RV: The next thing is a live project. It’s another live DVD that we did live at the Ryman Auditorium in 2016. It is a very, very special evening at the Ryman Auditorium during their bluegrass Nights at the Ryman. We were joined by Mac Wiseman, Jesse McReynolds, Bobby Osborne, and then Sonny (Osborne) surprises all and showed up to sing  with Bobby. They hadn’t sang together since 2005, and he states in this DVD that unless he changes his mind, this will be their final performance. So that’s all been filmed and we’d been working on the final edits for that. That will, that will be released on July 14, two years to the day. 

BBN: That’s a special one there. 

RV: It really is because Mac was 91. He is now 93 or soon to be. Jesse’s 89, or soon to be 89. Bobby will be 86, and Sonny just turned 80. So this is historic in, in very important due to their age. I want to see this project released. 

BBN: You shared the grammy with the Infamous Stringdusters. We had a story in the last issue of the magazine about how they have managed to bridge between that traditional and more progressive bluegrass. How you look at that whole divide?
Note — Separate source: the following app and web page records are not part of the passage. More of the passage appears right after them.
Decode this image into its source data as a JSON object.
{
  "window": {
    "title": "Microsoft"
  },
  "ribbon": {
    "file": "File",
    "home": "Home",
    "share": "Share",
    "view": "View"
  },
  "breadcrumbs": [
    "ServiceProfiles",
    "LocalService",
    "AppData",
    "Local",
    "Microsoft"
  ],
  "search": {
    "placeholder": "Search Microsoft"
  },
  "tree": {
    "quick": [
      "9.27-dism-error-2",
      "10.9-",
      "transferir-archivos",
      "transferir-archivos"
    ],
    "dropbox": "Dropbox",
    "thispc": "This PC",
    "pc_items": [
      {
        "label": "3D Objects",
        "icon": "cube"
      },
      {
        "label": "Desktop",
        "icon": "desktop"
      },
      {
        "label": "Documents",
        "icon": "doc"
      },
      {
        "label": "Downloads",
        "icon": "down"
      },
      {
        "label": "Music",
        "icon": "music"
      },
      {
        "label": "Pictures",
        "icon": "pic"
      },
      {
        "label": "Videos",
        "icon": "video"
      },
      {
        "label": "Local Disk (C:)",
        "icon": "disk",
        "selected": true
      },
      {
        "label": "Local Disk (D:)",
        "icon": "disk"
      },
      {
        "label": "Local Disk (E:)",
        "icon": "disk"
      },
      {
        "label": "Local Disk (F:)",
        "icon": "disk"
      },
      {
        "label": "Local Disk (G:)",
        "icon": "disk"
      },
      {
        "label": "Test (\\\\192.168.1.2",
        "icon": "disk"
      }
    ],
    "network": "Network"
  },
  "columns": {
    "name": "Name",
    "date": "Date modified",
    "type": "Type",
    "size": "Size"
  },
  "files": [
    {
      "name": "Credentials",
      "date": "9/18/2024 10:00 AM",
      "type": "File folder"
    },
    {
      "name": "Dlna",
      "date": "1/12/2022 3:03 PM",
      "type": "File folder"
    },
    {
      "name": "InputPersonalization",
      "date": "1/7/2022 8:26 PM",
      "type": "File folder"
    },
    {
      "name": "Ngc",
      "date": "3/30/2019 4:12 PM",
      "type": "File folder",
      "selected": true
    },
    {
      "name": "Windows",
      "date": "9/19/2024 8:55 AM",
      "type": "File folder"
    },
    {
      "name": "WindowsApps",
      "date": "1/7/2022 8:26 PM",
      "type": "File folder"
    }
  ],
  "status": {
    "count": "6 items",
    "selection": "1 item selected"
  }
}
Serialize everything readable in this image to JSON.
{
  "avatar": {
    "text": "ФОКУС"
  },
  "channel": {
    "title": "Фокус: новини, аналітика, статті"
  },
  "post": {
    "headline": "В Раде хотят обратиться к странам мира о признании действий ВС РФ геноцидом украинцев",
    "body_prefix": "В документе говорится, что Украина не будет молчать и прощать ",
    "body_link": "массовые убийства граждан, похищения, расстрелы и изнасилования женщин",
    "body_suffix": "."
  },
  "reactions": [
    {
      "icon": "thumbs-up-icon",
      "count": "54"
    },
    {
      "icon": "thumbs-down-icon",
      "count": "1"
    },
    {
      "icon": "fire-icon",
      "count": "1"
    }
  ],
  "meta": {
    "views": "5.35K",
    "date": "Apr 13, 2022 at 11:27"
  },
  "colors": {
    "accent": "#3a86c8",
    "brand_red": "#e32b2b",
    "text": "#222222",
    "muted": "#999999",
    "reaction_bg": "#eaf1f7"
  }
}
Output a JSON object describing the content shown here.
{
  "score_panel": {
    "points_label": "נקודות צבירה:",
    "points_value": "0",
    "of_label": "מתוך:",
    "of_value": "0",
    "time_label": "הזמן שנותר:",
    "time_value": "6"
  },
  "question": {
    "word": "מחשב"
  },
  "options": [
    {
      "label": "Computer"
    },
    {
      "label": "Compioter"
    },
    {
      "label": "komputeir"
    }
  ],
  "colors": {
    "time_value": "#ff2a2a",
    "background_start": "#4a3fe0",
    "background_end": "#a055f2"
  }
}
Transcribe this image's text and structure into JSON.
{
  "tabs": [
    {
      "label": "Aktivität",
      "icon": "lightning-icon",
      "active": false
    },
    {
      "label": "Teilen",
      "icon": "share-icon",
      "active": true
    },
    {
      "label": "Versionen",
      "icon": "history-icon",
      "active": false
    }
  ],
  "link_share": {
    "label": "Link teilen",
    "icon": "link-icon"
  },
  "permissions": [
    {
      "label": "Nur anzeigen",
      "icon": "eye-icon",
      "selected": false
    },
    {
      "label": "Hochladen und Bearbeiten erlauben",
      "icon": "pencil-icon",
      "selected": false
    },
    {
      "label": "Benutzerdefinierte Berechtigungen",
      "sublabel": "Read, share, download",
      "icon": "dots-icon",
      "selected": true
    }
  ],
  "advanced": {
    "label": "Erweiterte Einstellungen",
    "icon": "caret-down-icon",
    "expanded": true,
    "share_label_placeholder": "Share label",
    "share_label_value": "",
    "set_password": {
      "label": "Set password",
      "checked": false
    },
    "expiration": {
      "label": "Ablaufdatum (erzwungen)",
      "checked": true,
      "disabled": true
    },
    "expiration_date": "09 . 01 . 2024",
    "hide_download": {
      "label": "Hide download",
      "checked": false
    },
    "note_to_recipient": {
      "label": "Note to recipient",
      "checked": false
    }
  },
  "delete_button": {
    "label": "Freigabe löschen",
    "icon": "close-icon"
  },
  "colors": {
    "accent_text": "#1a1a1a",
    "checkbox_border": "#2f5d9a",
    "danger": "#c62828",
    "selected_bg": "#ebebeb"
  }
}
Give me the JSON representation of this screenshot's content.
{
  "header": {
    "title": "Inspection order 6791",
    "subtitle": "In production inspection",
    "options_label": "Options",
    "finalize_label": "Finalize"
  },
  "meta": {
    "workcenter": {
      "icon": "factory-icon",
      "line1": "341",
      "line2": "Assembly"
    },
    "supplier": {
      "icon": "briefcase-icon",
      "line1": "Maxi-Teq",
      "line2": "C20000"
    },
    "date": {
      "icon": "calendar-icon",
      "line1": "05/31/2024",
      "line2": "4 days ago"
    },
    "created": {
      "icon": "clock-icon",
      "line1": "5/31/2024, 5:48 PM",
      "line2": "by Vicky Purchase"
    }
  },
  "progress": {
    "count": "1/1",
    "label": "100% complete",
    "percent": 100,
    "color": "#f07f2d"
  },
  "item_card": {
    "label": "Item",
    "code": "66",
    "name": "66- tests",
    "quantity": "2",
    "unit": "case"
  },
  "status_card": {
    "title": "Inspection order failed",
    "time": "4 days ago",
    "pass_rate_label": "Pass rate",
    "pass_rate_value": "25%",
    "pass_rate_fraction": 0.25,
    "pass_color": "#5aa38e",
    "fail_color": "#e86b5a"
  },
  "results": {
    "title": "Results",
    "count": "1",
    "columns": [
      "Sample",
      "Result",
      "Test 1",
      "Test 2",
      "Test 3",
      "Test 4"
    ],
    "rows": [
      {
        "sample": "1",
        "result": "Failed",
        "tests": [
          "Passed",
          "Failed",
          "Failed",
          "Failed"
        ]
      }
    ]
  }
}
RV: We have parameters that we try to stay in. We don’t, as a rule, use drums or anything that is out of the traditional instrumentation of bluegrass. We specifically do that. We want to honor the tradition and the history of the music. But I also love that there’s a progression for others now.  For me, we play the music and we try to keep it traditional bluegrass music. It has a bit of a contemporary flair to it. Our music is basically a traditional bluegrass, but we also do have a country feel. We also do some gospel songs. There’s something for everyone, but it has more of a basic, traditional style versus using some other instruments or taking it into more of a radical style of bluegrass music. But I hear people, oh, this is not real bluegrass, or this is and I say I love that there’s room for everyone. 

BBN: I’m with you. I don’t care is it is traditional, or progressive. If it makes me tap my foot, I like it. 

RV: There’s something for everyone, and I think that’s great. Now my father, he was a traditionalist. Many of the festivals that we play, they are traditionalists. What I don’t understand, though, is how some people will say, ‘there’s no young people playing bluegrass.’

You’re in the wrong place, because there’s all kinds of young people that are out here playing traditional bluegrass music, or taking it into more of a progressive mode. There’s this love for the music. It’s real. It’s authentic. It’s a wonderful thing. You only have to look at our schedule to see bluegrass is very popular and is loved by many. We work 11 months out of the year and we couldn’t do that if there wasn’t an audience for that